[Available records Boundary: Start]
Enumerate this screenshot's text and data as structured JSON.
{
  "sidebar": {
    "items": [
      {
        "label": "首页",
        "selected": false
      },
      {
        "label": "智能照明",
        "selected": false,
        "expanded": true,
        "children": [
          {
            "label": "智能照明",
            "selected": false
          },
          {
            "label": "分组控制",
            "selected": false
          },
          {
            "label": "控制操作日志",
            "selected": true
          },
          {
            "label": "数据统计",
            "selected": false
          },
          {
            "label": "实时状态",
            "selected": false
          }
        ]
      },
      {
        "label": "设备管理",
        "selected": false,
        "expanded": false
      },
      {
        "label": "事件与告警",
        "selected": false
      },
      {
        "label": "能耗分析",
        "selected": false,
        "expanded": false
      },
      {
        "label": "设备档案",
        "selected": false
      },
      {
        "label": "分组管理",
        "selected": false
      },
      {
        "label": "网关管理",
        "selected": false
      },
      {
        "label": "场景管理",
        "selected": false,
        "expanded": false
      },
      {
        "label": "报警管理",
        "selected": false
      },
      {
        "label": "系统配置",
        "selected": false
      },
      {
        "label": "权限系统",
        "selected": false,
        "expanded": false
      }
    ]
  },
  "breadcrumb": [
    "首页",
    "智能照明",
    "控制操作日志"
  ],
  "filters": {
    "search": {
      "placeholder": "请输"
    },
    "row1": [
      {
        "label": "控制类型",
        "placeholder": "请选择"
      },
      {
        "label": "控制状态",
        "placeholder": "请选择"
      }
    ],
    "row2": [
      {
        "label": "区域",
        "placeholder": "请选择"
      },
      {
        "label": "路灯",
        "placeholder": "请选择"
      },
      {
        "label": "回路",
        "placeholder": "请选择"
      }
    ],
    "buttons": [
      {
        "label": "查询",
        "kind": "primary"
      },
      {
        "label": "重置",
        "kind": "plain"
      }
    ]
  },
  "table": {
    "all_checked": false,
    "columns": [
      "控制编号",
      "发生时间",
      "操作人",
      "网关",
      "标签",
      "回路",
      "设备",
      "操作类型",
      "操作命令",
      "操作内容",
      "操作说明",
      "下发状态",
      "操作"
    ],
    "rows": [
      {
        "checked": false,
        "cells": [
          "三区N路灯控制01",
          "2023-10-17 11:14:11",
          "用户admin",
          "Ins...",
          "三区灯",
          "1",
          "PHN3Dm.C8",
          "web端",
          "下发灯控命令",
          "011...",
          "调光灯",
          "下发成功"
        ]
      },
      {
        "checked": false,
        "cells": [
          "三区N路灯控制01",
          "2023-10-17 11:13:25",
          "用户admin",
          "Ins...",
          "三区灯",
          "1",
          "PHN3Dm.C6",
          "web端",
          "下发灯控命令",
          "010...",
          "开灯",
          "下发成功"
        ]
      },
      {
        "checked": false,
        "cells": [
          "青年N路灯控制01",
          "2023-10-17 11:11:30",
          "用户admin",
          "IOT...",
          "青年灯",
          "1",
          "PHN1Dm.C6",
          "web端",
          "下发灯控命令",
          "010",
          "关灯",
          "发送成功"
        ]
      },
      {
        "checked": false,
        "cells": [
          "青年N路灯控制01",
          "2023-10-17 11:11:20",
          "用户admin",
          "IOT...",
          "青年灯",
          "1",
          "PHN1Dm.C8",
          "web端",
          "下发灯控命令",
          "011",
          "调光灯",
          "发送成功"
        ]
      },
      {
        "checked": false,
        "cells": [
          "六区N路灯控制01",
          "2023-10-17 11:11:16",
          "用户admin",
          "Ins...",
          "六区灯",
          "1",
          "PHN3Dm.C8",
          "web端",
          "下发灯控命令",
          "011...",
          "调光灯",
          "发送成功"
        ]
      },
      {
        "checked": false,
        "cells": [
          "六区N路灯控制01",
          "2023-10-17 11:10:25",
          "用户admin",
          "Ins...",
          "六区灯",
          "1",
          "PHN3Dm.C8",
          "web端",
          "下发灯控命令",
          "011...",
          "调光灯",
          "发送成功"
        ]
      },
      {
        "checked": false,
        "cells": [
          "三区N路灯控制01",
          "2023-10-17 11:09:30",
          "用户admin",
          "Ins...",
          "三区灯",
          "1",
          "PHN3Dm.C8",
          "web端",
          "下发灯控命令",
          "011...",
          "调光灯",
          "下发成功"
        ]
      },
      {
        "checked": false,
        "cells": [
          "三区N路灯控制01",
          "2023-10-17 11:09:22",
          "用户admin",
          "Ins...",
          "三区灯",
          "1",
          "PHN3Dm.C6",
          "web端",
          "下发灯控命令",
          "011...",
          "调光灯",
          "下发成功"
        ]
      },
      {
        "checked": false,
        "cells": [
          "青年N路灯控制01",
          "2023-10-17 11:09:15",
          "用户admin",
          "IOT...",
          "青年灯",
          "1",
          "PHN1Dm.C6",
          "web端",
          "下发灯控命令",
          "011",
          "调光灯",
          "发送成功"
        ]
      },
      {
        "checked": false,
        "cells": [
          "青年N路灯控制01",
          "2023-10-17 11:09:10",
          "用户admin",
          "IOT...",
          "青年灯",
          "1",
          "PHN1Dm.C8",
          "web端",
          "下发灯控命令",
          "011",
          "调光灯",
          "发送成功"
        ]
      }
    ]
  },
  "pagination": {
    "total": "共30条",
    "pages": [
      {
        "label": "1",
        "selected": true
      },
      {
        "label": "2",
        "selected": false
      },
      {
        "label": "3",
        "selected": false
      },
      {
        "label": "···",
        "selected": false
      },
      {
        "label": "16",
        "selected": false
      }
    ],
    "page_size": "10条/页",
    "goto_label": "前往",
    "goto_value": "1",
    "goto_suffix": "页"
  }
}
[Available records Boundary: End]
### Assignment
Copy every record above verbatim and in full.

### Your solution
Enumerate this screenshot's text and data as structured JSON.
{
  "sidebar": {
    "items": [
      {
        "label": "首页",
        "selected": false
      },
      {
        "label": "智能照明",
        "selected": false,
        "expanded": true,
        "children": [
          {
            "label": "智能照明",
            "selected": false
          },
          {
            "label": "分组控制",
            "selected": false
          },
          {
            "label": "控制操作日志",
            "selected": true
          },
          {
            "label": "数据统计",
            "selected": false
          },
          {
            "label": "实时状态",
            "selected": false
          }
        ]
      },
      {
        "label": "设备管理",
        "selected": false,
        "expanded": false
      },
      {
        "label": "事件与告警",
        "selected": false
      },
      {
        "label": "能耗分析",
        "selected": false,
        "expanded": false
      },
      {
        "label": "设备档案",
        "selected": false
      },
      {
        "label": "分组管理",
        "selected": false
      },
      {
        "label": "网关管理",
        "selected": false
      },
      {
        "label": "场景管理",
        "selected": false,
        "expanded": false
      },
      {
        "label": "报警管理",
        "selected": false
      },
      {
        "label": "系统配置",
        "selected": false
      },
      {
        "label": "权限系统",
        "selected": false,
        "expanded": false
      }
    ]
  },
  "breadcrumb": [
    "首页",
    "智能照明",
    "控制操作日志"
  ],
  "filters": {
    "search": {
      "placeholder": "请输"
    },
    "row1": [
      {
        "label": "控制类型",
        "placeholder": "请选择"
      },
      {
        "label": "控制状态",
        "placeholder": "请选择"
      }
    ],
    "row2": [
      {
        "label": "区域",
        "placeholder": "请选择"
      },
      {
        "label": "路灯",
        "placeholder": "请选择"
      },
      {
        "label": "回路",
        "placeholder": "请选择"
      }
    ],
    "buttons": [
      {
        "label": "查询",
        "kind": "primary"
      },
      {
        "label": "重置",
        "kind": "plain"
      }
    ]
  },
  "table": {
    "all_checked": false,
    "columns": [
      "控制编号",
      "发生时间",
      "操作人",
      "网关",
      "标签",
      "回路",
      "设备",
      "操作类型",
      "操作命令",
      "操作内容",
      "操作说明",
      "下发状态",
      "操作"
    ],
    "rows": [
      {
        "checked": false,
        "cells": [
          "三区N路灯控制01",
          "2023-10-17 11:14:11",
          "用户admin",
          "Ins...",
          "三区灯",
          "1",
          "PHN3Dm.C8",
          "web端",
          "下发灯控命令",
          "011...",
          "调光灯",
          "下发成功"
        ]
      },
      {
        "checked": false,
        "cells": [
          "三区N路灯控制01",
          "2023-10-17 11:13:25",
          "用户admin",
          "Ins...",
          "三区灯",
          "1",
          "PHN3Dm.C6",
          "web端",
          "下发灯控命令",
          "010...",
          "开灯",
          "下发成功"
        ]
      },
      {
        "checked": false,
        "cells": [
          "青年N路灯控制01",
          "2023-10-17 11:11:30",
          "用户admin",
          "IOT...",
          "青年灯",
          "1",
          "PHN1Dm.C6",
          "web端",
          "下发灯控命令",
          "010",
          "关灯",
          "发送成功"
        ]
      },
      {
        "checked": false,
        "cells": [
          "青年N路灯控制01",
          "2023-10-17 11:11:20",
          "用户admin",
          "IOT...",
          "青年灯",
          "1",
          "PHN1Dm.C8",
          "web端",
          "下发灯控命令",
          "011",
          "调光灯",
          "发送成功"
        ]
      },
      {
        "checked": false,
        "cells": [
          "六区N路灯控制01",
          "2023-10-17 11:11:16",
          "用户admin",
          "Ins...",
          "六区灯",
          "1",
          "PHN3Dm.C8",
          "web端",
          "下发灯控命令",
          "011...",
          "调光灯",
          "发送成功"
        ]
      },
      {
        "checked": false,
        "cells": [
          "六区N路灯控制01",
          "2023-10-17 11:10:25",
          "用户admin",
          "Ins...",
          "六区灯",
          "1",
          "PHN3Dm.C8",
          "web端",
          "下发灯控命令",
          "011...",
          "调光灯",
          "发送成功"
        ]
      },
      {
        "checked": false,
        "cells": [
          "三区N路灯控制01",
          "2023-10-17 11:09:30",
          "用户admin",
          "Ins...",
          "三区灯",
          "1",
          "PHN3Dm.C8",
          "web端",
          "下发灯控命令",
          "011...",
          "调光灯",
          "下发成功"
        ]
      },
      {
        "checked": false,
        "cells": [
          "三区N路灯控制01",
          "2023-10-17 11:09:22",
          "用户admin",
          "Ins...",
          "三区灯",
          "1",
          "PHN3Dm.C6",
          "web端",
          "下发灯控命令",
          "011...",
          "调光灯",
          "下发成功"
        ]
      },
      {
        "checked": false,
        "cells": [
          "青年N路灯控制01",
          "2023-10-17 11:09:15",
          "用户admin",
          "IOT...",
          "青年灯",
          "1",
          "PHN1Dm.C6",
          "web端",
          "下发灯控命令",
          "011",
          "调光灯",
          "发送成功"
        ]
      },
      {
        "checked": false,
        "cells": [
          "青年N路灯控制01",
          "2023-10-17 11:09:10",
          "用户admin",
          "IOT...",
          "青年灯",
          "1",
          "PHN1Dm.C8",
          "web端",
          "下发灯控命令",
          "011",
          "调光灯",
          "发送成功"
        ]
      }
    ]
  },
  "pagination": {
    "total": "共30条",
    "pages": [
      {
        "label": "1",
        "selected": true
      },
      {
        "label": "2",
        "selected": false
      },
      {
        "label": "3",
        "selected": false
      },
      {
        "label": "···",
        "selected": false
      },
      {
        "label": "16",
        "selected": false
      }
    ],
    "page_size": "10条/页",
    "goto_label": "前往",
    "goto_value": "1",
    "goto_suffix": "页"
  }
}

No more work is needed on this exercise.